I am a terrible sleeper. Even though I go to bed completely exhausted most nights, once I get into position, I find the whole becoming-unconscious thing basically impossible. As soon as I turn off the lights, my mind starts racing with anxieties, usually useless ones that I can't turn off: Why did I say that dumb thing to Hayden Greenfield in 7th grade? Did people have fun at my wedding? What would I name a poodle if I had one? Even though I usually get in bed early, at least a few nights a week, I'll find myself still awake at 3 a.m., wondering when my brain will finally switch off.
I've tried everything to get some sleep. I've literally counted imaginary sheep. I've played soft music. I've imagined my body slowly filling up with sand (a tip from a therapist that ended up just making me worry about serial killers). Nothing helped. Until I discovered Sleep With Me.
Sleep With Me is a podcast designed to be incredibly boring. But there's a good reason: It's so boring that people with insomnia will fall asleep to it. It sounds crazy, but it works. It's hosted by Drew Ackerman, who is—by his own admission—not a sleep expert, just someone like me who has struggled his whole life with insomnia, which means he gets how frustrating it can be to not be able to fall asleep. Drew speaks in a low, soothing voice and puts his listeners to sleep by telling stories that have absolutely no point.
You know how your high-school English teacher told you stories have to have a beginning, middle, and end? Not on Sleep With Me. The stories Drew tells are impossible to follow. He goes off on boring tangents, never comes back to main points, and rambles softly in a stream-of-consciousness narrative that goes nowhere.
Every episode is a new kind of boring: He makes up a fairy tale, he reads recipes, he retells episodes of Star Trek from memory. Each podcast is about an hour long, which is enough time that you don't have to worry whether it will be over before you finally fall asleep, but I even set a sleep timer so they turn off automatically. The podcast is incredibly calming—it distracts me from my own thoughts without getting me invested in a story.
Drew notes that you'll probably need to listen to it a few times before it will work, and he's right: It took me a couple tries before it started putting me to sleep. At first, I was kind of interested in how someone could possibly fill an entire hour with such a boring story, so I ended up staying awake for the whole thing, even though the episode was just him describing a house he once lived in. But after a few tries, it clicked—and now it puts me to sleep within a few minutes. In fact, I almost never remember what he talked about in each episode because I fall asleep so quickly. Goodbye, worrying about my non-existent poodle's name. Hello, sleep.
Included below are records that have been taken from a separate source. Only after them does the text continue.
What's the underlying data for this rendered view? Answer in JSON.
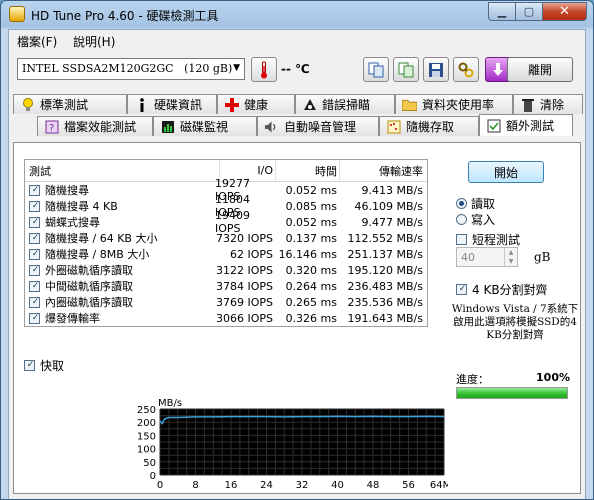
{
  "window": {
    "title": "HD Tune Pro 4.60 - 硬碟檢測工具"
  },
  "menu": [
    {
      "label": "檔案(F)"
    },
    {
      "label": "說明(H)"
    }
  ],
  "toolbar": {
    "drive": "INTEL SSDSA2M120G2GC",
    "drive_size": "(120 gB)",
    "temperature": "-- ℃",
    "exit_label": "離開"
  },
  "tabs_row1": [
    {
      "label": "標準測試",
      "icon": "bulb-icon"
    },
    {
      "label": "硬碟資訊",
      "icon": "info-icon"
    },
    {
      "label": "健康",
      "icon": "health-cross-icon"
    },
    {
      "label": "錯誤掃瞄",
      "icon": "scan-icon"
    },
    {
      "label": "資料夾使用率",
      "icon": "folder-icon"
    },
    {
      "label": "清除",
      "icon": "trash-icon"
    }
  ],
  "tabs_row2": [
    {
      "label": "檔案效能測試",
      "icon": "file-benchmark-icon"
    },
    {
      "label": "磁碟監視",
      "icon": "monitor-icon"
    },
    {
      "label": "自動噪音管理",
      "icon": "speaker-icon"
    },
    {
      "label": "隨機存取",
      "icon": "random-access-icon"
    },
    {
      "label": "額外測試",
      "icon": "extra-test-icon",
      "active": true
    }
  ],
  "results": {
    "headers": [
      "測試",
      "I/O",
      "時間",
      "傳輸速率"
    ],
    "rows": [
      {
        "name": "隨機搜尋",
        "io": "19277 IOPS",
        "time": "0.052 ms",
        "rate": "9.413 MB/s"
      },
      {
        "name": "隨機搜尋 4 KB",
        "io": "11804 IOPS",
        "time": "0.085 ms",
        "rate": "46.109 MB/s"
      },
      {
        "name": "蝴蝶式搜尋",
        "io": "19409 IOPS",
        "time": "0.052 ms",
        "rate": "9.477 MB/s"
      },
      {
        "name": "隨機搜尋 / 64 KB 大小",
        "io": "7320 IOPS",
        "time": "0.137 ms",
        "rate": "112.552 MB/s"
      },
      {
        "name": "隨機搜尋 / 8MB 大小",
        "io": "62 IOPS",
        "time": "16.146 ms",
        "rate": "251.137 MB/s"
      },
      {
        "name": "外圈磁軌循序讀取",
        "io": "3122 IOPS",
        "time": "0.320 ms",
        "rate": "195.120 MB/s"
      },
      {
        "name": "中間磁軌循序讀取",
        "io": "3784 IOPS",
        "time": "0.264 ms",
        "rate": "236.483 MB/s"
      },
      {
        "name": "內圈磁軌循序讀取",
        "io": "3769 IOPS",
        "time": "0.265 ms",
        "rate": "235.536 MB/s"
      },
      {
        "name": "爆發傳輸率",
        "io": "3066 IOPS",
        "time": "0.326 ms",
        "rate": "191.643 MB/s"
      }
    ]
  },
  "quick_label": "快取",
  "right": {
    "start_label": "開始",
    "read_label": "讀取",
    "write_label": "寫入",
    "short_test_label": "短程測試",
    "short_value": "40",
    "gb_label": "gB",
    "align_label": "4 KB分割對齊",
    "vista_note": "Windows Vista / 7系統下啟用此選項將模擬SSD的4 KB分割對齊",
    "progress_label": "進度：",
    "progress_value": "100%",
    "progress_fraction": 1.0
  },
  "chart_data": {
    "type": "line",
    "ylabel": "MB/s",
    "xlabel": "",
    "x_ticks": [
      "0",
      "8",
      "16",
      "24",
      "32",
      "40",
      "48",
      "56",
      "64MB"
    ],
    "y_ticks": [
      "0",
      "50",
      "100",
      "150",
      "200",
      "250"
    ],
    "xlim": [
      0,
      64
    ],
    "ylim": [
      0,
      250
    ],
    "x": [
      0,
      0.5,
      1,
      2,
      4,
      8,
      12,
      16,
      20,
      24,
      28,
      32,
      36,
      40,
      44,
      48,
      52,
      56,
      60,
      64
    ],
    "values": [
      205,
      195,
      212,
      218,
      218,
      220,
      220,
      221,
      221,
      221,
      220,
      221,
      221,
      222,
      221,
      222,
      221,
      221,
      222,
      221
    ],
    "grid": true,
    "background": "#000000",
    "line_color": "#3ea1da",
    "grid_color": "#2e2e2e"
  }
}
Lucy Huber is a writer, multiple cat owner, and sufferer of Reverse Dawson's Creek Actor Syndrome, which is a disease she made up for when you are 30 but look 15. To see her other work or ask more specific questions about her cats, visit lucyhuber.com.